• What the exercise asks: In your copy, repeat the records exactly and leave out the pictures.

Entries from a dataset of interfaces
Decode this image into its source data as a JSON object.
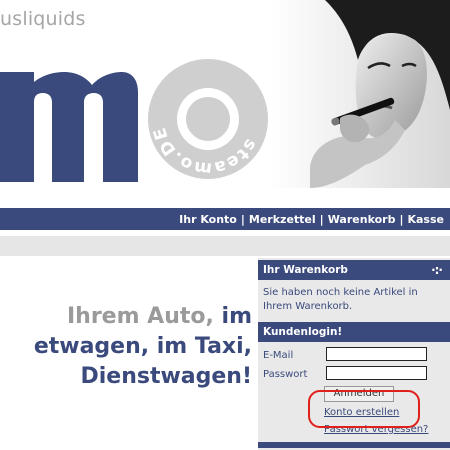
{
  "header": {
    "tagline": "usliquids",
    "brand_letter": "m",
    "seal_text": "steamo.DE · ego ·",
    "photo_icon": "woman-with-e-cigarette-photo"
  },
  "nav": {
    "account": "Ihr Konto",
    "wishlist": "Merkzettel",
    "cart": "Warenkorb",
    "checkout": "Kasse",
    "separator": "|"
  },
  "headline": {
    "line1_gray": "Ihrem Auto,",
    "line1_blue": " im",
    "line2": "etwagen, im Taxi,",
    "line3": "Dienstwagen!"
  },
  "sidebar": {
    "cart": {
      "title": "Ihr Warenkorb",
      "menu_icon": "dots-icon",
      "message": "Sie haben noch keine Artikel in Ihrem Warenkorb."
    },
    "login": {
      "title": "Kundenlogin!",
      "email_label": "E-Mail",
      "password_label": "Passwort",
      "email_value": "",
      "password_value": "",
      "submit_label": "Anmelden",
      "create_account": "Konto erstellen",
      "forgot_password": "Passwort vergessen?"
    }
  },
  "colors": {
    "brand_blue": "#3b4a7c",
    "highlight_red": "#e0201a",
    "muted_gray": "#9a9a9a"
  }
}
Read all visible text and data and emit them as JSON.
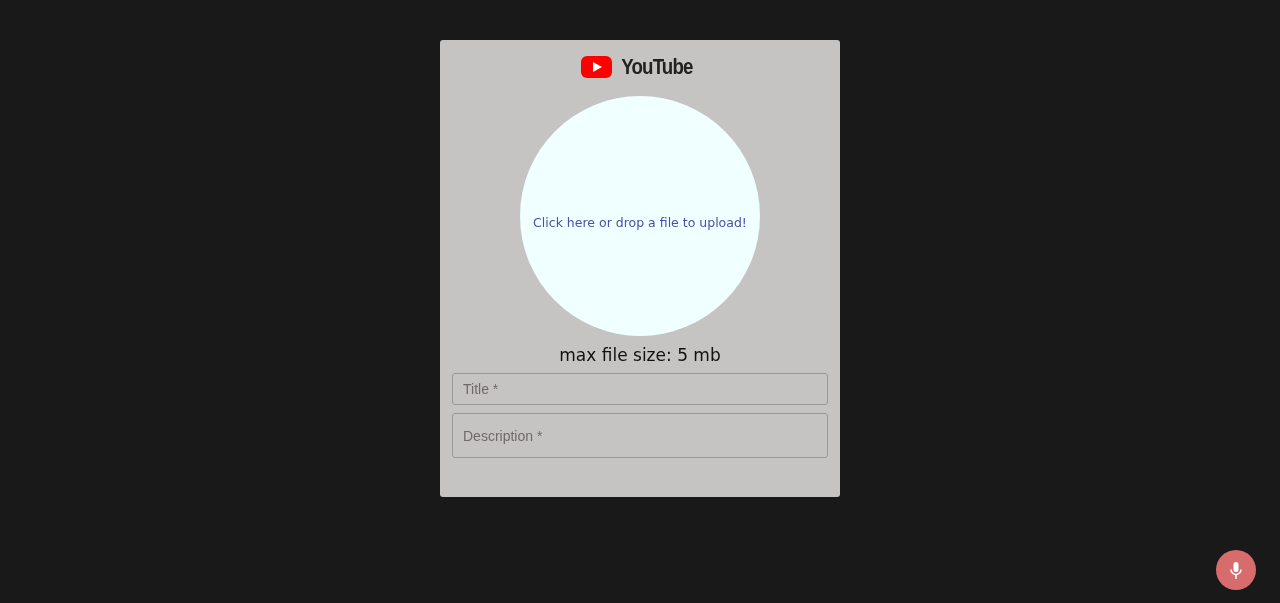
{
  "logo": {
    "text": "YouTube"
  },
  "upload": {
    "prompt": "Click here or drop a file to upload!"
  },
  "max_size": "max file size: 5 mb",
  "fields": [
    {
      "placeholder": "Title *",
      "kind": "single"
    },
    {
      "placeholder": "Description *",
      "kind": "multi"
    }
  ],
  "mic_button": {
    "kind": "mic"
  }
}
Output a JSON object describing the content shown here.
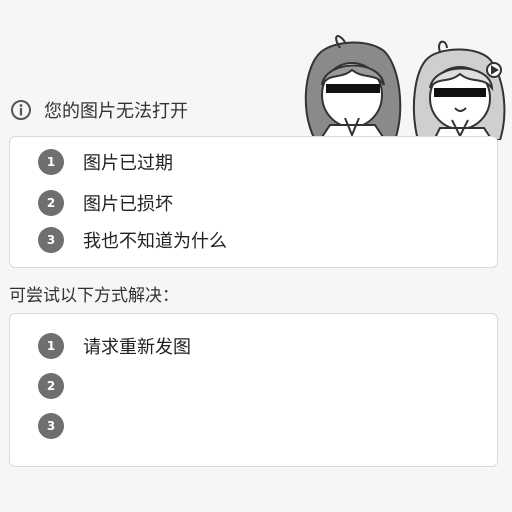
{
  "error": {
    "title": "您的图片无法打开"
  },
  "reasons": {
    "items": [
      {
        "num": "1",
        "text": "图片已过期"
      },
      {
        "num": "2",
        "text": "图片已损坏"
      },
      {
        "num": "3",
        "text": "我也不知道为什么"
      }
    ]
  },
  "solutions": {
    "title": "可尝试以下方式解决：",
    "items": [
      {
        "num": "1",
        "text": "请求重新发图"
      },
      {
        "num": "2",
        "text": ""
      },
      {
        "num": "3",
        "text": ""
      }
    ]
  },
  "icons": {
    "info": "info-circle-icon",
    "banner": "anime-girls-illustration"
  },
  "colors": {
    "background": "#f6f6f6",
    "card": "#ffffff",
    "border": "#d9d9d9",
    "number_badge": "#6f6f6f"
  }
}
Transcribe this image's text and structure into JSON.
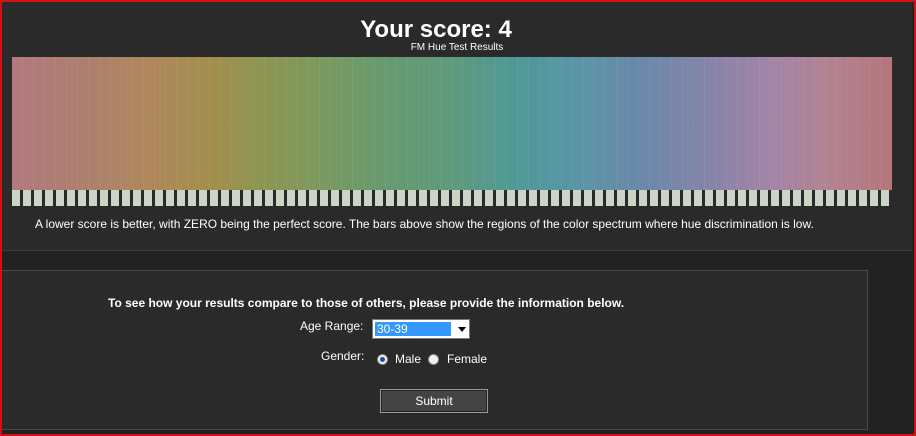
{
  "results": {
    "score_title": "Your score: 4",
    "subtitle": "FM Hue Test Results",
    "explanation": "A lower score is better, with ZERO being the perfect score. The bars above show the regions of the color spectrum where hue discrimination is low."
  },
  "spectrum": {
    "bar_count": 80,
    "tick_count": 80,
    "tick_color": "#cbd5c6"
  },
  "compare": {
    "prompt": "To see how your results compare to those of others, please provide the information below.",
    "age_label": "Age Range:",
    "age_value": "30-39",
    "gender_label": "Gender:",
    "male_label": "Male",
    "female_label": "Female",
    "selected_gender": "Male",
    "submit_label": "Submit"
  },
  "colors": {
    "background": "#222222",
    "panel": "#2a2a2a",
    "frame": "#d41010",
    "select_highlight": "#3399ff"
  }
}
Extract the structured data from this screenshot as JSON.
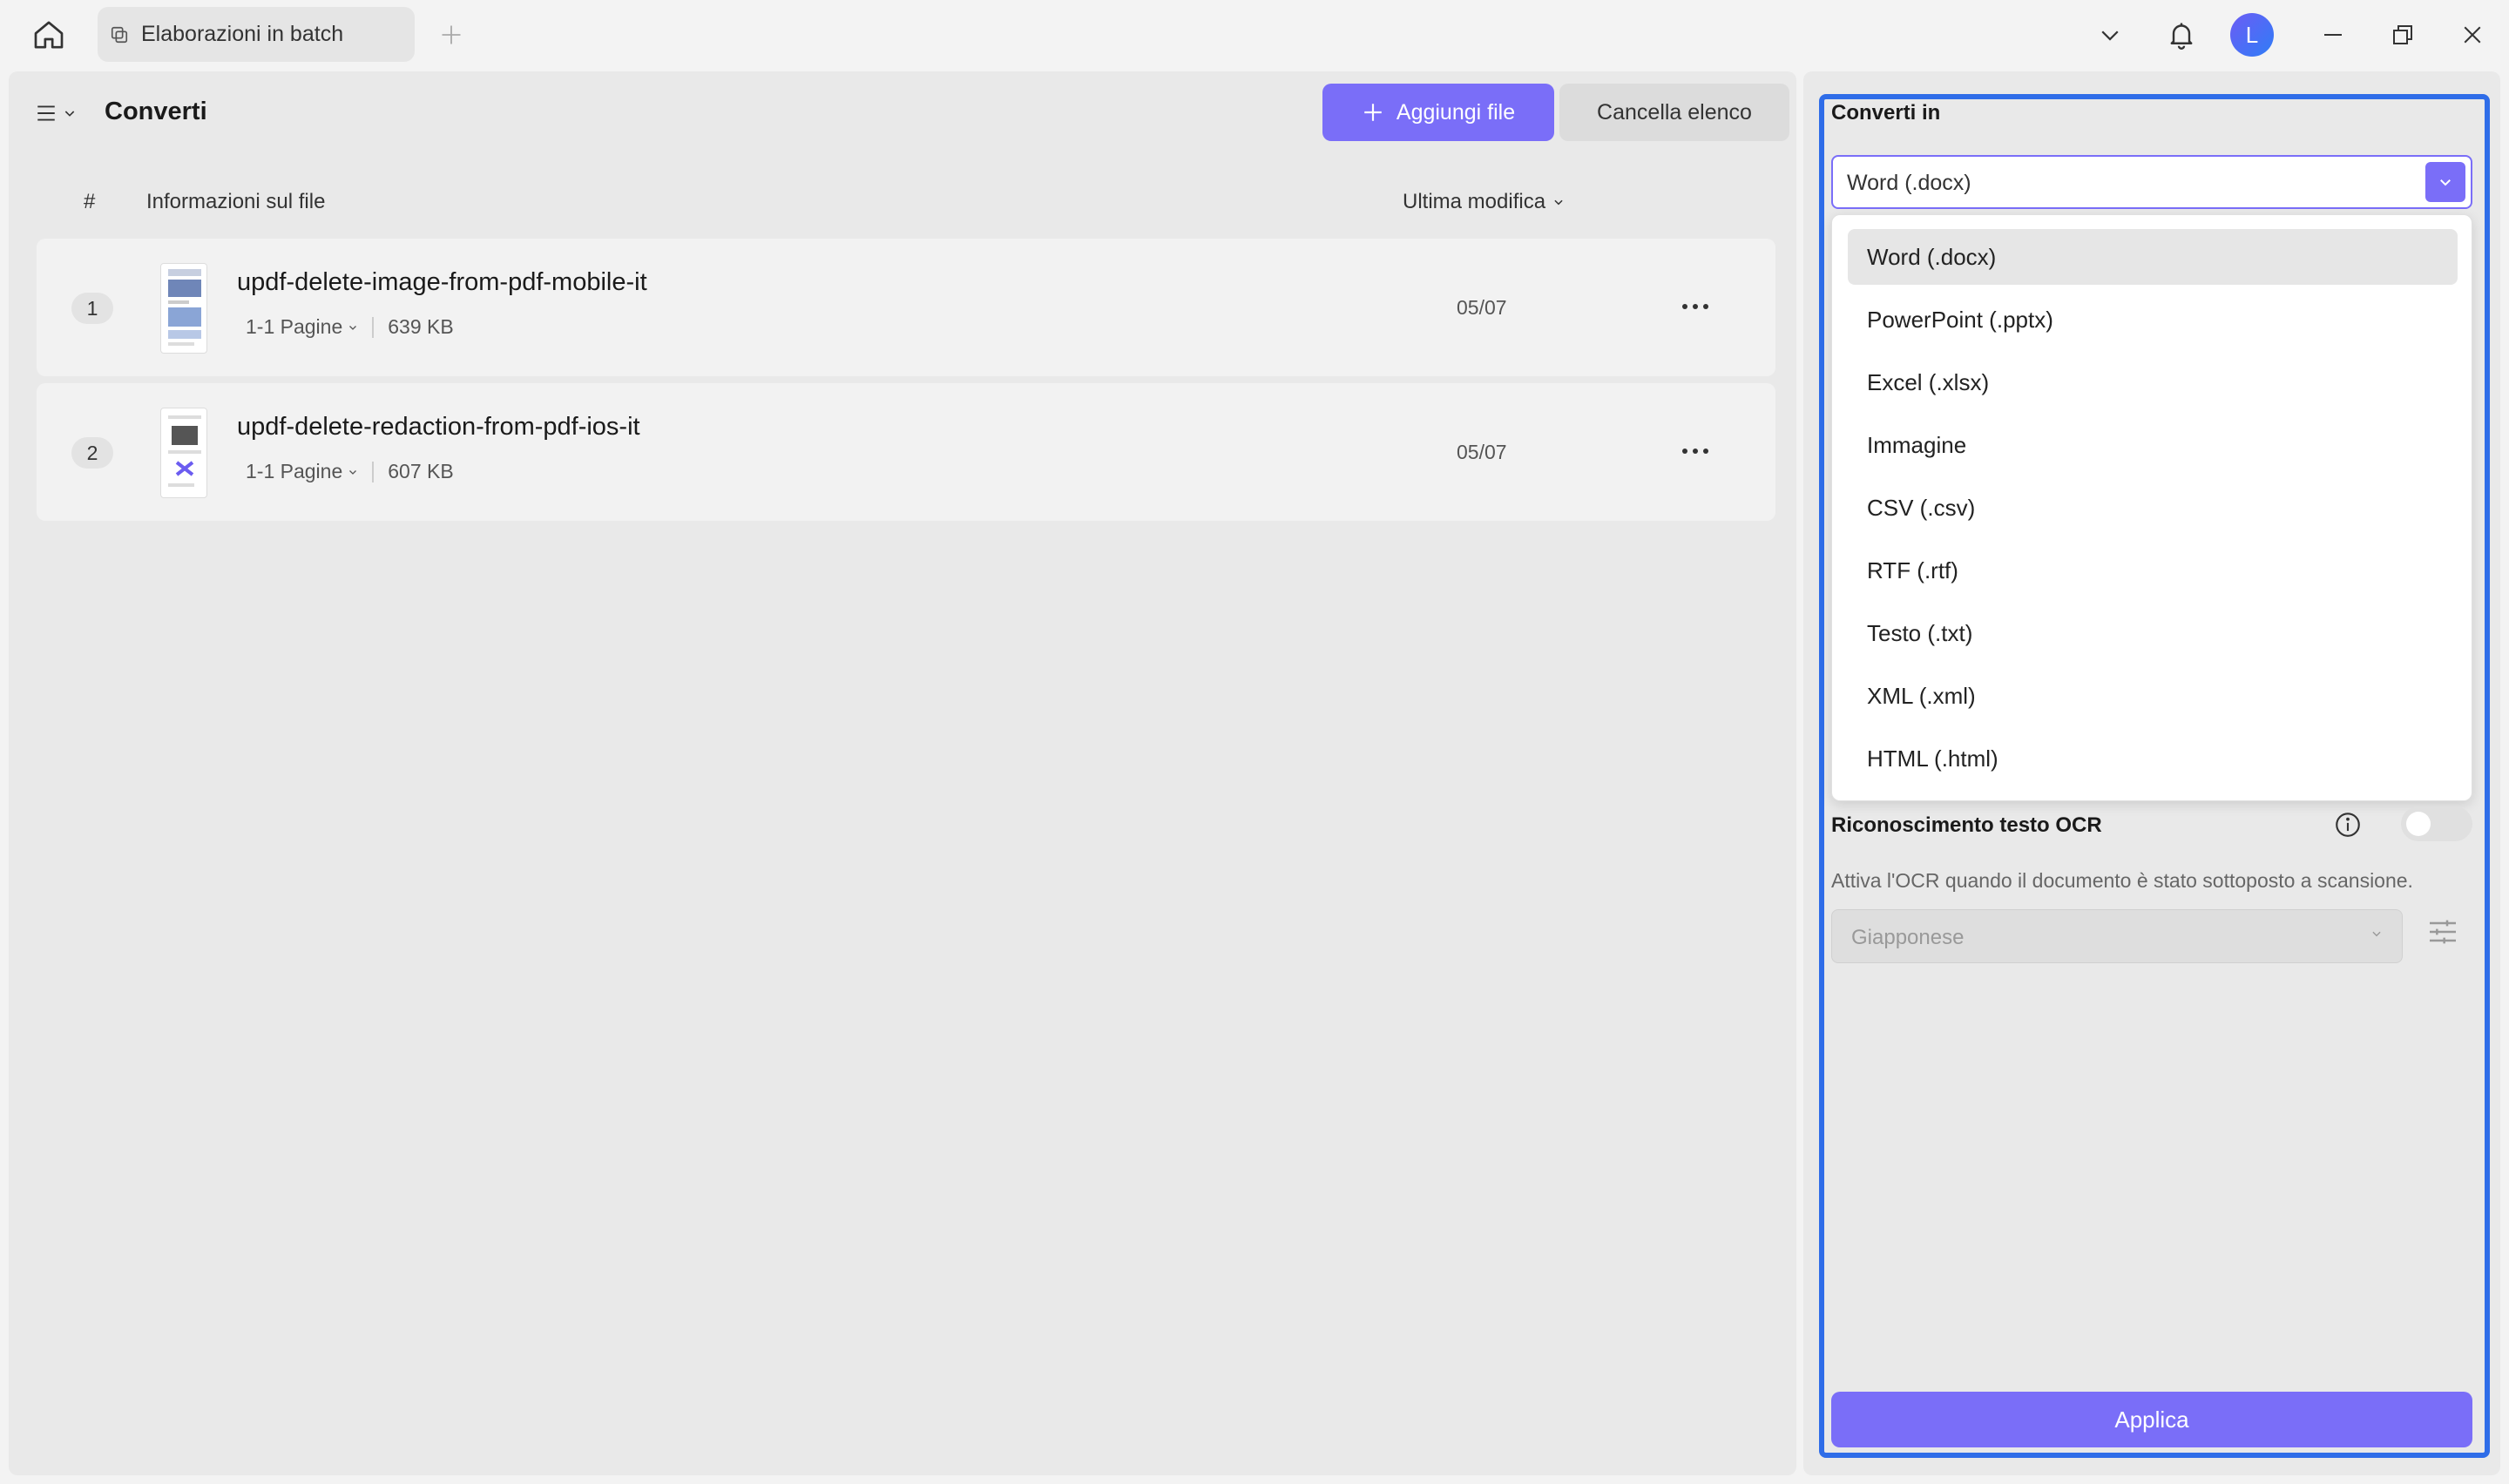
{
  "titlebar": {
    "tab_label": "Elaborazioni in batch",
    "avatar_initial": "L"
  },
  "toolbar": {
    "title": "Converti",
    "add_files_label": "Aggiungi file",
    "clear_list_label": "Cancella elenco"
  },
  "table": {
    "col_number": "#",
    "col_info": "Informazioni sul file",
    "col_modified": "Ultima modifica",
    "rows": [
      {
        "index": "1",
        "name": "updf-delete-image-from-pdf-mobile-it",
        "pages": "1-1 Pagine",
        "size": "639 KB",
        "date": "05/07"
      },
      {
        "index": "2",
        "name": "updf-delete-redaction-from-pdf-ios-it",
        "pages": "1-1 Pagine",
        "size": "607 KB",
        "date": "05/07"
      }
    ]
  },
  "settings": {
    "convert_to_label": "Converti in",
    "selected_format": "Word (.docx)",
    "formats": [
      "Word (.docx)",
      "PowerPoint (.pptx)",
      "Excel (.xlsx)",
      "Immagine",
      "CSV (.csv)",
      "RTF (.rtf)",
      "Testo (.txt)",
      "XML (.xml)",
      "HTML (.html)"
    ],
    "ocr_label": "Riconoscimento testo OCR",
    "ocr_enabled": false,
    "ocr_description": "Attiva l'OCR quando il documento è stato sottoposto a scansione.",
    "ocr_language": "Giapponese",
    "apply_label": "Applica"
  },
  "colors": {
    "accent": "#7a6ef8",
    "focus": "#2f6de8"
  }
}
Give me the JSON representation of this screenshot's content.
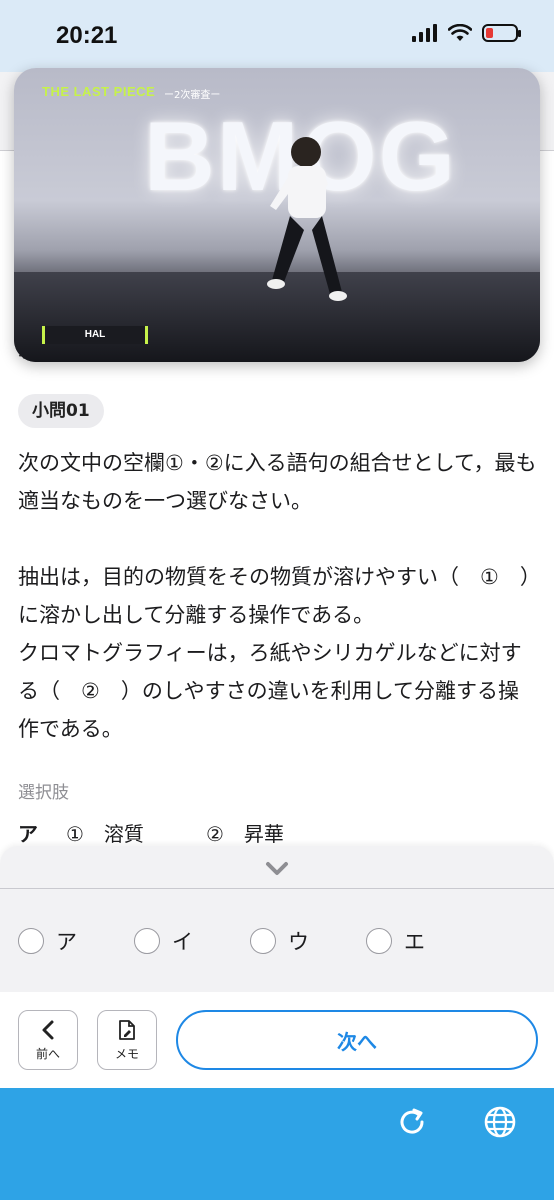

• Solution to the exercise:
Decode this image into its source data as a JSON object.
{
  "header": {
    "tagline": "usliquids",
    "brand_letter": "m",
    "seal_text": "steamo.DE · ego ·",
    "photo_icon": "woman-with-e-cigarette-photo"
  },
  "nav": {
    "account": "Ihr Konto",
    "wishlist": "Merkzettel",
    "cart": "Warenkorb",
    "checkout": "Kasse",
    "separator": "|"
  },
  "headline": {
    "line1_gray": "Ihrem Auto,",
    "line1_blue": " im",
    "line2": "etwagen, im Taxi,",
    "line3": "Dienstwagen!"
  },
  "sidebar": {
    "cart": {
      "title": "Ihr Warenkorb",
      "menu_icon": "dots-icon",
      "message": "Sie haben noch keine Artikel in Ihrem Warenkorb."
    },
    "login": {
      "title": "Kundenlogin!",
      "email_label": "E-Mail",
      "password_label": "Passwort",
      "email_value": "",
      "password_value": "",
      "submit_label": "Anmelden",
      "create_account": "Konto erstellen",
      "forgot_password": "Passwort vergessen?"
    }
  },
  "colors": {
    "brand_blue": "#3b4a7c",
    "highlight_red": "#e0201a",
    "muted_gray": "#9a9a9a"
  }
}
Read all visible text and data and emit them as JSON.
{
  "logo": {
    "text": "YouTube"
  },
  "upload": {
    "prompt": "Click here or drop a file to upload!"
  },
  "max_size": "max file size: 5 mb",
  "fields": [
    {
      "placeholder": "Title *",
      "kind": "single"
    },
    {
      "placeholder": "Description *",
      "kind": "multi"
    }
  ],
  "mic_button": {
    "kind": "mic"
  }
}
Output a JSON object describing the content shown here.
{
  "error": {
    "title": "您的图片无法打开"
  },
  "reasons": {
    "items": [
      {
        "num": "1",
        "text": "图片已过期"
      },
      {
        "num": "2",
        "text": "图片已损坏"
      },
      {
        "num": "3",
        "text": "我也不知道为什么"
      }
    ]
  },
  "solutions": {
    "title": "可尝试以下方式解决：",
    "items": [
      {
        "num": "1",
        "text": "请求重新发图"
      },
      {
        "num": "2",
        "text": ""
      },
      {
        "num": "3",
        "text": ""
      }
    ]
  },
  "icons": {
    "info": "info-circle-icon",
    "banner": "anime-girls-illustration"
  },
  "colors": {
    "background": "#f6f6f6",
    "card": "#ffffff",
    "border": "#d9d9d9",
    "number_badge": "#6f6f6f"
  }
}
Transcribe this image's text and structure into JSON.
{
  "results": {
    "score_title": "Your score: 4",
    "subtitle": "FM Hue Test Results",
    "explanation": "A lower score is better, with ZERO being the perfect score. The bars above show the regions of the color spectrum where hue discrimination is low."
  },
  "spectrum": {
    "bar_count": 80,
    "tick_count": 80,
    "tick_color": "#cbd5c6"
  },
  "compare": {
    "prompt": "To see how your results compare to those of others, please provide the information below.",
    "age_label": "Age Range:",
    "age_value": "30-39",
    "gender_label": "Gender:",
    "male_label": "Male",
    "female_label": "Female",
    "selected_gender": "Male",
    "submit_label": "Submit"
  },
  "colors": {
    "background": "#222222",
    "panel": "#2a2a2a",
    "frame": "#d41010",
    "select_highlight": "#3399ff"
  }
}
Extract the structured data from this screenshot as JSON.
{
  "titlebar": {
    "tab_label": "Elaborazioni in batch",
    "avatar_initial": "L"
  },
  "toolbar": {
    "title": "Converti",
    "add_files_label": "Aggiungi file",
    "clear_list_label": "Cancella elenco"
  },
  "table": {
    "col_number": "#",
    "col_info": "Informazioni sul file",
    "col_modified": "Ultima modifica",
    "rows": [
      {
        "index": "1",
        "name": "updf-delete-image-from-pdf-mobile-it",
        "pages": "1-1 Pagine",
        "size": "639 KB",
        "date": "05/07"
      },
      {
        "index": "2",
        "name": "updf-delete-redaction-from-pdf-ios-it",
        "pages": "1-1 Pagine",
        "size": "607 KB",
        "date": "05/07"
      }
    ]
  },
  "settings": {
    "convert_to_label": "Converti in",
    "selected_format": "Word (.docx)",
    "formats": [
      "Word (.docx)",
      "PowerPoint (.pptx)",
      "Excel (.xlsx)",
      "Immagine",
      "CSV (.csv)",
      "RTF (.rtf)",
      "Testo (.txt)",
      "XML (.xml)",
      "HTML (.html)"
    ],
    "ocr_label": "Riconoscimento testo OCR",
    "ocr_enabled": false,
    "ocr_description": "Attiva l'OCR quando il documento è stato sottoposto a scansione.",
    "ocr_language": "Giapponese",
    "apply_label": "Applica"
  },
  "colors": {
    "accent": "#7a6ef8",
    "focus": "#2f6de8"
  }
}
Give me the JSON representation of this screenshot's content.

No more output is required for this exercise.